Exercise details: Retype the records that follow, every line exactly as written.

Entries shown:
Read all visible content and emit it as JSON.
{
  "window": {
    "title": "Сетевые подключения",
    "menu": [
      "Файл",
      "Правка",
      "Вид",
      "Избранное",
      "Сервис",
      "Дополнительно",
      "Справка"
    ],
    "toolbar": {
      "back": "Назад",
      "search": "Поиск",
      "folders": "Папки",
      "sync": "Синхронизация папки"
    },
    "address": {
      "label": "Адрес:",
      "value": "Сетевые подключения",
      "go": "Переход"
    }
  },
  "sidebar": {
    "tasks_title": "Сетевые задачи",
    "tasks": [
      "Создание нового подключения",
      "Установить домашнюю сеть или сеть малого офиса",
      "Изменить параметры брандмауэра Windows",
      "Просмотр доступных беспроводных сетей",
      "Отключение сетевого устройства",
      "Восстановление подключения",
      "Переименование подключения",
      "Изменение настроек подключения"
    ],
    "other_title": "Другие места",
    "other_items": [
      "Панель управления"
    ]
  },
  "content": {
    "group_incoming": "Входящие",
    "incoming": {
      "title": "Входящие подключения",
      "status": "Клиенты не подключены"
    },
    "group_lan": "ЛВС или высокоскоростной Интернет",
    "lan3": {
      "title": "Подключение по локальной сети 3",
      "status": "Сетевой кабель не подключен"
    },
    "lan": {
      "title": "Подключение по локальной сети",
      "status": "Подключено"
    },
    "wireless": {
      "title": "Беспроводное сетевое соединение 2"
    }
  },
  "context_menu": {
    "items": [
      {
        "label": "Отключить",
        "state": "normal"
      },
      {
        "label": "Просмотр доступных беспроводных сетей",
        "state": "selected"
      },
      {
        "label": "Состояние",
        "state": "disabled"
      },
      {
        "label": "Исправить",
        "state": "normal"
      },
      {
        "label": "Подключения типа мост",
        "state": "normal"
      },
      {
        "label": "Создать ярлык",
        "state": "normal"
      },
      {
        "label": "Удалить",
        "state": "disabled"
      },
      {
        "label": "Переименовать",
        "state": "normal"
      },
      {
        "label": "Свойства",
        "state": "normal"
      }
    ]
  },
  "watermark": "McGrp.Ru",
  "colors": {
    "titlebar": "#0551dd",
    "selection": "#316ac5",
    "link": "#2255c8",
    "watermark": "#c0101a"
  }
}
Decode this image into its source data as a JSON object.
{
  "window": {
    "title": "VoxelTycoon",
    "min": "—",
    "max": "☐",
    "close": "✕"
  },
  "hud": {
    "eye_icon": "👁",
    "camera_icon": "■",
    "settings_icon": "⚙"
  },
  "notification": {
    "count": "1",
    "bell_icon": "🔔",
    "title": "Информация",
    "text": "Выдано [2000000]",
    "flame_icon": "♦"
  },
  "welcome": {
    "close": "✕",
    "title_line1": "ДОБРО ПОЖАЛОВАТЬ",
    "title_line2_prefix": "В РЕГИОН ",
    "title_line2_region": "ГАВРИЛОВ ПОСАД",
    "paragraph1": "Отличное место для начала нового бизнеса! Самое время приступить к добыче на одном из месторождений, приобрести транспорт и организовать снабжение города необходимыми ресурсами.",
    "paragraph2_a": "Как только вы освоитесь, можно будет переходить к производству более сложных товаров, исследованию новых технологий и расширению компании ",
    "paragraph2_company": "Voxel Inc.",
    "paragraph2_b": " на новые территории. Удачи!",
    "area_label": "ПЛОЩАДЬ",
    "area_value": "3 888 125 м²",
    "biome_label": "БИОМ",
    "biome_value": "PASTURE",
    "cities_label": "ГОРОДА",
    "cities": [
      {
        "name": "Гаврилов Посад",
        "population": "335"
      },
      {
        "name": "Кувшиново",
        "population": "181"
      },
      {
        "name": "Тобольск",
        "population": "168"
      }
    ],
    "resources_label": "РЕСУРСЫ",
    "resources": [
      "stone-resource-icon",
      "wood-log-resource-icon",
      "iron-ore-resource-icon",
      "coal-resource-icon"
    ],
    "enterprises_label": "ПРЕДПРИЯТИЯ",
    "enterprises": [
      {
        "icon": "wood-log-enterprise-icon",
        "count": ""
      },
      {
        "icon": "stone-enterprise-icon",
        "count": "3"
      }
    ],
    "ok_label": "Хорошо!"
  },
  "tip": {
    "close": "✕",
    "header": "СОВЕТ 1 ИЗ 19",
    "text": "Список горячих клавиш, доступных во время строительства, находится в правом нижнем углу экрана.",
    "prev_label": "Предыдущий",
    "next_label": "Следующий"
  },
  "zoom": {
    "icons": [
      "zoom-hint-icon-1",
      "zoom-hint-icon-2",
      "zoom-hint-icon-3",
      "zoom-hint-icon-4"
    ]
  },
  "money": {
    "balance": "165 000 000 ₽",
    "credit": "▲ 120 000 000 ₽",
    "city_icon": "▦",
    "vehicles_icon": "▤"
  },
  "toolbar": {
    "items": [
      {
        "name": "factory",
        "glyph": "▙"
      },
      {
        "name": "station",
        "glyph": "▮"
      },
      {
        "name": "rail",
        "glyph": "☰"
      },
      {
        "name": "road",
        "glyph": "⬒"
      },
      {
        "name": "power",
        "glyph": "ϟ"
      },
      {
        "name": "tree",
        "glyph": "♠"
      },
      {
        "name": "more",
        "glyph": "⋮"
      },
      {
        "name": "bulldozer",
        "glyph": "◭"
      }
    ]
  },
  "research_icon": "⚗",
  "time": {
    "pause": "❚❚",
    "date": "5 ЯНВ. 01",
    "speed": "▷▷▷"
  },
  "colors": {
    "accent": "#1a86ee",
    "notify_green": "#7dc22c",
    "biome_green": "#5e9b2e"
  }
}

Problem solution:
Read all visible content and emit it as JSON.
{
  "window": {
    "title": "Сетевые подключения",
    "menu": [
      "Файл",
      "Правка",
      "Вид",
      "Избранное",
      "Сервис",
      "Дополнительно",
      "Справка"
    ],
    "toolbar": {
      "back": "Назад",
      "search": "Поиск",
      "folders": "Папки",
      "sync": "Синхронизация папки"
    },
    "address": {
      "label": "Адрес:",
      "value": "Сетевые подключения",
      "go": "Переход"
    }
  },
  "sidebar": {
    "tasks_title": "Сетевые задачи",
    "tasks": [
      "Создание нового подключения",
      "Установить домашнюю сеть или сеть малого офиса",
      "Изменить параметры брандмауэра Windows",
      "Просмотр доступных беспроводных сетей",
      "Отключение сетевого устройства",
      "Восстановление подключения",
      "Переименование подключения",
      "Изменение настроек подключения"
    ],
    "other_title": "Другие места",
    "other_items": [
      "Панель управления"
    ]
  },
  "content": {
    "group_incoming": "Входящие",
    "incoming": {
      "title": "Входящие подключения",
      "status": "Клиенты не подключены"
    },
    "group_lan": "ЛВС или высокоскоростной Интернет",
    "lan3": {
      "title": "Подключение по локальной сети 3",
      "status": "Сетевой кабель не подключен"
    },
    "lan": {
      "title": "Подключение по локальной сети",
      "status": "Подключено"
    },
    "wireless": {
      "title": "Беспроводное сетевое соединение 2"
    }
  },
  "context_menu": {
    "items": [
      {
        "label": "Отключить",
        "state": "normal"
      },
      {
        "label": "Просмотр доступных беспроводных сетей",
        "state": "selected"
      },
      {
        "label": "Состояние",
        "state": "disabled"
      },
      {
        "label": "Исправить",
        "state": "normal"
      },
      {
        "label": "Подключения типа мост",
        "state": "normal"
      },
      {
        "label": "Создать ярлык",
        "state": "normal"
      },
      {
        "label": "Удалить",
        "state": "disabled"
      },
      {
        "label": "Переименовать",
        "state": "normal"
      },
      {
        "label": "Свойства",
        "state": "normal"
      }
    ]
  },
  "watermark": "McGrp.Ru",
  "colors": {
    "titlebar": "#0551dd",
    "selection": "#316ac5",
    "link": "#2255c8",
    "watermark": "#c0101a"
  }
}
Decode this image into its source data as a JSON object.
{
  "window": {
    "title": "VoxelTycoon",
    "min": "—",
    "max": "☐",
    "close": "✕"
  },
  "hud": {
    "eye_icon": "👁",
    "camera_icon": "■",
    "settings_icon": "⚙"
  },
  "notification": {
    "count": "1",
    "bell_icon": "🔔",
    "title": "Информация",
    "text": "Выдано [2000000]",
    "flame_icon": "♦"
  },
  "welcome": {
    "close": "✕",
    "title_line1": "ДОБРО ПОЖАЛОВАТЬ",
    "title_line2_prefix": "В РЕГИОН ",
    "title_line2_region": "ГАВРИЛОВ ПОСАД",
    "paragraph1": "Отличное место для начала нового бизнеса! Самое время приступить к добыче на одном из месторождений, приобрести транспорт и организовать снабжение города необходимыми ресурсами.",
    "paragraph2_a": "Как только вы освоитесь, можно будет переходить к производству более сложных товаров, исследованию новых технологий и расширению компании ",
    "paragraph2_company": "Voxel Inc.",
    "paragraph2_b": " на новые территории. Удачи!",
    "area_label": "ПЛОЩАДЬ",
    "area_value": "3 888 125 м²",
    "biome_label": "БИОМ",
    "biome_value": "PASTURE",
    "cities_label": "ГОРОДА",
    "cities": [
      {
        "name": "Гаврилов Посад",
        "population": "335"
      },
      {
        "name": "Кувшиново",
        "population": "181"
      },
      {
        "name": "Тобольск",
        "population": "168"
      }
    ],
    "resources_label": "РЕСУРСЫ",
    "resources": [
      "stone-resource-icon",
      "wood-log-resource-icon",
      "iron-ore-resource-icon",
      "coal-resource-icon"
    ],
    "enterprises_label": "ПРЕДПРИЯТИЯ",
    "enterprises": [
      {
        "icon": "wood-log-enterprise-icon",
        "count": ""
      },
      {
        "icon": "stone-enterprise-icon",
        "count": "3"
      }
    ],
    "ok_label": "Хорошо!"
  },
  "tip": {
    "close": "✕",
    "header": "СОВЕТ 1 ИЗ 19",
    "text": "Список горячих клавиш, доступных во время строительства, находится в правом нижнем углу экрана.",
    "prev_label": "Предыдущий",
    "next_label": "Следующий"
  },
  "zoom": {
    "icons": [
      "zoom-hint-icon-1",
      "zoom-hint-icon-2",
      "zoom-hint-icon-3",
      "zoom-hint-icon-4"
    ]
  },
  "money": {
    "balance": "165 000 000 ₽",
    "credit": "▲ 120 000 000 ₽",
    "city_icon": "▦",
    "vehicles_icon": "▤"
  },
  "toolbar": {
    "items": [
      {
        "name": "factory",
        "glyph": "▙"
      },
      {
        "name": "station",
        "glyph": "▮"
      },
      {
        "name": "rail",
        "glyph": "☰"
      },
      {
        "name": "road",
        "glyph": "⬒"
      },
      {
        "name": "power",
        "glyph": "ϟ"
      },
      {
        "name": "tree",
        "glyph": "♠"
      },
      {
        "name": "more",
        "glyph": "⋮"
      },
      {
        "name": "bulldozer",
        "glyph": "◭"
      }
    ]
  },
  "research_icon": "⚗",
  "time": {
    "pause": "❚❚",
    "date": "5 ЯНВ. 01",
    "speed": "▷▷▷"
  },
  "colors": {
    "accent": "#1a86ee",
    "notify_green": "#7dc22c",
    "biome_green": "#5e9b2e"
  }
}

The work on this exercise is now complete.